Engage in Conversation

In addition to posting your own great content, it’s important to take time to engage with your followers and comment on other peoples’ posts. The more you interact with others, the more meaningful your presence will be—and with shared activity on networks such as Facebook and LinkedIn, the conversations you have with your followers may be promoted to other non-followers, giving you the opportunity to gain new likes and follows.

Run Contests and Sweepstakes

Social advertising comes in a variety of formats and flavors, but contests and sweepstakes tend to be a more effective type of promotion to run because readers have the chance to get something in return for their follow. While there’s always a chance that some people will follow you just for the chance to win something, the majority of online users won’t like or follow a page unless they’re interested in what you do.

The Bottom Line

Making sure that it’s easy for potential followers to discover your social channels—and making sure you provide relevant, interesting content once they get there—will ensure that your follower count keeps growing month over month. Engaging in real conversations with your followers will help them stay engaged once they become part of your network.

How to Set up Your Small Business Social Media Profiles

Once you’ve done the hard work of deciding which social networks to join and nailing down your social media plan, your next step is to set up your profile on each platform. Again, it may seem pretty straightforward to enter your business information and choose a cover photo—but there are actually a few important things you might overlook when setting up profiles for the first time. Here are a few tips to help you get you off on the right foot:

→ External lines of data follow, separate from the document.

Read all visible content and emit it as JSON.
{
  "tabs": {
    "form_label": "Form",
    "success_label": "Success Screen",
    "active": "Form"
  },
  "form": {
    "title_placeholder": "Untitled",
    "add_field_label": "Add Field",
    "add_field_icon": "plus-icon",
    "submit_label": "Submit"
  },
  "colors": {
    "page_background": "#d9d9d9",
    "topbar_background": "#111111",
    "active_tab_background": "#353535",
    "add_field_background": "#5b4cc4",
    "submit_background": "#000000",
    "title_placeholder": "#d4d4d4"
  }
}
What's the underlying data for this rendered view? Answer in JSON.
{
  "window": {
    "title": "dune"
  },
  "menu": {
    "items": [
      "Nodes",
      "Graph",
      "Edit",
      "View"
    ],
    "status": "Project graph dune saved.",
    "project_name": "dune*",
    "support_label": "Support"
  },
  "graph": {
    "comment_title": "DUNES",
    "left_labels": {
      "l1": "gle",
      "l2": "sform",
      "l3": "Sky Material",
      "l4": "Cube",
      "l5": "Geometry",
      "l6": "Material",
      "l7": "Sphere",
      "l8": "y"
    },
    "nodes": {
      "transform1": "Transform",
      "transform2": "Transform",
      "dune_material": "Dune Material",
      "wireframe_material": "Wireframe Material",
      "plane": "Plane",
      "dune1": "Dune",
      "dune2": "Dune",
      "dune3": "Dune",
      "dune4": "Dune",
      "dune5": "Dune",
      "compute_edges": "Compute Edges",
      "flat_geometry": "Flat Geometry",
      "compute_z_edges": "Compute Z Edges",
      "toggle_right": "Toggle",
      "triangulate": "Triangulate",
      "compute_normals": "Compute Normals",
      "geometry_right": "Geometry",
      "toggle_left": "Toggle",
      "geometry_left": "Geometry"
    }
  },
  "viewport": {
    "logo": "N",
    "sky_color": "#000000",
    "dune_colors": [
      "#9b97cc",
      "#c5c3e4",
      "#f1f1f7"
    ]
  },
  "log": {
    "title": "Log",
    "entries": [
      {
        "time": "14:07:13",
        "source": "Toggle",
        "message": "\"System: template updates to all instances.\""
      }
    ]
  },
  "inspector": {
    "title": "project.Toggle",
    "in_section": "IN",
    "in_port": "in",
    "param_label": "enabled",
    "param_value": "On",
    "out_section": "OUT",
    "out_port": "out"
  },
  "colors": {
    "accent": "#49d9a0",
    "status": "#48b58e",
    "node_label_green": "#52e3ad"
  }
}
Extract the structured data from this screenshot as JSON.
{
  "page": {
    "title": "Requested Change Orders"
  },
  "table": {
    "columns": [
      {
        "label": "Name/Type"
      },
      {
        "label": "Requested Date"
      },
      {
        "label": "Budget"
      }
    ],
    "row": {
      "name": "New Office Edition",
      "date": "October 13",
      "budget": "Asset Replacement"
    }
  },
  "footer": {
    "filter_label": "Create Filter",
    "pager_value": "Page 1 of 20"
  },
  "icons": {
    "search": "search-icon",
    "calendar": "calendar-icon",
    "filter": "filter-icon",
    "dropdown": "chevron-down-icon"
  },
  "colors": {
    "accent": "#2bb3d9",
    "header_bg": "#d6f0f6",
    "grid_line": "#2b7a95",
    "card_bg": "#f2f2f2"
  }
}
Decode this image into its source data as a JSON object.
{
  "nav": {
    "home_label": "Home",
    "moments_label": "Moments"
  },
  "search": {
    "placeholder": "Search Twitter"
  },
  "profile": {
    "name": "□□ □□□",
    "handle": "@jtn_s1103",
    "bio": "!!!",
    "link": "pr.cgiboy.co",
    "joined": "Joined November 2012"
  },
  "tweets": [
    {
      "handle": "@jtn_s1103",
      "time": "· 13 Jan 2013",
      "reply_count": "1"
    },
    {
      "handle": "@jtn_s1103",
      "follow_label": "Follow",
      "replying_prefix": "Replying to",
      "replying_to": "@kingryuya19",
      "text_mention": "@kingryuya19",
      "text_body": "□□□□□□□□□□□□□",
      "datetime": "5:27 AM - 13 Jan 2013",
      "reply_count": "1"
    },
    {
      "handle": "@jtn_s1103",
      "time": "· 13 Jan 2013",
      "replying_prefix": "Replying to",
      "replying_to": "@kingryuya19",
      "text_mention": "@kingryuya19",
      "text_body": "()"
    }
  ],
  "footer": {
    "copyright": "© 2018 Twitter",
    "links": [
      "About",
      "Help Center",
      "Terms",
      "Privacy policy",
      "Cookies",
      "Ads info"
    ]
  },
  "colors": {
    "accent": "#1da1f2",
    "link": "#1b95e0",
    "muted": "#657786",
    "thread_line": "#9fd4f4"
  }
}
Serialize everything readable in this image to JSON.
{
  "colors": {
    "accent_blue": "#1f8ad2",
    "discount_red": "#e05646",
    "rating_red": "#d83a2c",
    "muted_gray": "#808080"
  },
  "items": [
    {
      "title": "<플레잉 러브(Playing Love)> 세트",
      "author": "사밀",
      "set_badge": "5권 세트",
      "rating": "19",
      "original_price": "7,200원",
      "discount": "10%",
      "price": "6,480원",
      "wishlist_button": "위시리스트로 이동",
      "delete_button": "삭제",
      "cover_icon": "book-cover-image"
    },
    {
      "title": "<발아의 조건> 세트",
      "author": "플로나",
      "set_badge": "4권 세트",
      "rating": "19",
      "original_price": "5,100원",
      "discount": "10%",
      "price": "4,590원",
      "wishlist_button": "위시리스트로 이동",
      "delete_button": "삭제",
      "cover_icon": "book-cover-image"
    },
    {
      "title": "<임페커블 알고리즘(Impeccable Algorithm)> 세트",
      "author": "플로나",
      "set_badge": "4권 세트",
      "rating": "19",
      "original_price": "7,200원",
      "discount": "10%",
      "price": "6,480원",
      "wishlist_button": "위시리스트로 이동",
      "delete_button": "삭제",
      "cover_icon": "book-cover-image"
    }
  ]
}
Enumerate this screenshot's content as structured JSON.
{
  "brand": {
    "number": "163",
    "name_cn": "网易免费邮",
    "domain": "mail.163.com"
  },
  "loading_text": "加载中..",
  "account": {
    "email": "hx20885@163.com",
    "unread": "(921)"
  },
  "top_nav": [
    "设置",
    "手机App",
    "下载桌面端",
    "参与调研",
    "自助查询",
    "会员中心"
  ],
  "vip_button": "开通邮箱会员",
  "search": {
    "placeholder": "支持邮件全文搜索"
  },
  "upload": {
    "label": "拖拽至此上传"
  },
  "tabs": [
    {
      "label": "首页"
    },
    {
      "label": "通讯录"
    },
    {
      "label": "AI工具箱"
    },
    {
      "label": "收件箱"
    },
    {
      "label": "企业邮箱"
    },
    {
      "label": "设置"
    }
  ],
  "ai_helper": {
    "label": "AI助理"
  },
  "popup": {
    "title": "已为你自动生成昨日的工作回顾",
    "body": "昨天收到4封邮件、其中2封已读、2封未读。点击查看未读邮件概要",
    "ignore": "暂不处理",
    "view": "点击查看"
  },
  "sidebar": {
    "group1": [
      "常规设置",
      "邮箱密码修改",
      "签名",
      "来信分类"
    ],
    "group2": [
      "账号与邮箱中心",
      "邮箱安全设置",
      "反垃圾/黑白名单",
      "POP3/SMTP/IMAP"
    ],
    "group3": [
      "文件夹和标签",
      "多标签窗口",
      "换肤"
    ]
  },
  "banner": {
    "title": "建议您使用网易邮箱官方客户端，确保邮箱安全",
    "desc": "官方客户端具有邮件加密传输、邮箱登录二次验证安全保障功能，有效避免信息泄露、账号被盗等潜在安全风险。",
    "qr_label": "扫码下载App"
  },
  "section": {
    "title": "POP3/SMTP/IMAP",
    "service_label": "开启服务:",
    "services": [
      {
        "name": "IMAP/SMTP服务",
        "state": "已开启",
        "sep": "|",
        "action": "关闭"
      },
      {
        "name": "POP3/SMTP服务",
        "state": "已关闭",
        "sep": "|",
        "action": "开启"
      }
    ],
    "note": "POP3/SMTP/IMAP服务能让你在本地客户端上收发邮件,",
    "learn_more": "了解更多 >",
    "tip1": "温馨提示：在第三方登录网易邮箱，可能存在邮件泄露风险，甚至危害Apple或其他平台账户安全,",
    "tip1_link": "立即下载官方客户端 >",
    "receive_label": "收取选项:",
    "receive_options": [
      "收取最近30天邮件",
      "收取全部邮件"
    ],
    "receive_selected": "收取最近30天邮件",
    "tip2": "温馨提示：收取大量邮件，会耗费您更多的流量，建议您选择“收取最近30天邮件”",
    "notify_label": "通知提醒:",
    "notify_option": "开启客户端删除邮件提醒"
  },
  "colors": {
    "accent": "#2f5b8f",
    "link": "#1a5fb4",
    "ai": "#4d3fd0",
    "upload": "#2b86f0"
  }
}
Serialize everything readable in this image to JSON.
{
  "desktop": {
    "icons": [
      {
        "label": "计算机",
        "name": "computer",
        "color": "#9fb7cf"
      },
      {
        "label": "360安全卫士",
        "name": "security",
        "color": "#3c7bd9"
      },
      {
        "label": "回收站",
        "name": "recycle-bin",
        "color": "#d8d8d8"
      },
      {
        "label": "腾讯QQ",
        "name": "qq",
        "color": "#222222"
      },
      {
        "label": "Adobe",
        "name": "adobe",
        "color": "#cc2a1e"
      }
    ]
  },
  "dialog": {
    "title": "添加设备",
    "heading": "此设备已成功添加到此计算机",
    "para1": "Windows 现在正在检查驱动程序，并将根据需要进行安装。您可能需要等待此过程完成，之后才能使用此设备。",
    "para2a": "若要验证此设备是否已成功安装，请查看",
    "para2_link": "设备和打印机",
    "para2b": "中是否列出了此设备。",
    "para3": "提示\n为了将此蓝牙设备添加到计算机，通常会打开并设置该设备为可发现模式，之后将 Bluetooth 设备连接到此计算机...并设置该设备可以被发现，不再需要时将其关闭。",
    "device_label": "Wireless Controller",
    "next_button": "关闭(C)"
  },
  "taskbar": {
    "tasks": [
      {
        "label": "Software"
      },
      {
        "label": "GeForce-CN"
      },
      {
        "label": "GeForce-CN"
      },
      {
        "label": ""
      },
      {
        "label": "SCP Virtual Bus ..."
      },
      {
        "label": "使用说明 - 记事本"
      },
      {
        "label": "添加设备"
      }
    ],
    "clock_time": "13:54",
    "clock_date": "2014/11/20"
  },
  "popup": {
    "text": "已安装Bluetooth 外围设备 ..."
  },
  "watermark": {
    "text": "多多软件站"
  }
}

1. Use a Consistent Business Name

Make sure the business name you use on all your social profiles is consistent and matches the name on your business website. The same goes for your handle or custom page URL: Choosing names that are as similar as possible is important to avoid confusing consumers and negatively impact your search rankings.

2. Choose Appropriate Categories

If you have the ability to select a business type or category, make sure you choose as many relevant categories as possible for your business type. If you can only choose one primary category, consider how your target audience will be searching for businesses like yours. For example, if you own a diner that also has takeout baked goods, you would probably want to select “diner” as your primary category rather than “bakery”.

3. Write Detailed Descriptions

Your description is your chance to tell current and prospective patrons your business’s story. How and why did you begin? What’s your mission? Who do you serve? Where are you located? Think of this section as your virtual company elevator pitch to online consumers. You’ve got a limited amount of space to words to work with, so make them count!

4. Select Your Photos Wisely

Your profile photo and cover photo should illustrate your business at a glance. Most businesses use their company logo as their profile image; you may need to modify your logo if it doesn’t work in the square dimensions that most social networks use.

Your cover photo gives you additional space to convey something about your brand, products & services, or customers. Be creative, and choose an image that works with the given dimensions.

Here’s a handy cheat sheet to help you size your profile and cover photos appropriately across the major social networks.

5. Include Your Menu or List of Products and Services

In addition to finding your basic business information, people want to leran about your individual products or services. When possible, make sure to include your menu or product/service list on your social media profiles to make it easy for consumers to make a decision then and there. (Hint: SinglePlatform makes this process super easy!)

6. Include Links to Your Online Channels

If you can, be sure to provide links back to your website, business blog, and other social media channels so that people can find you everywhere you happen to be online.

The Bottom Line

The more consistent and thorough your social media profiles are, the more information consumers will be able to get of them—and the more likely they’ll be to become followers.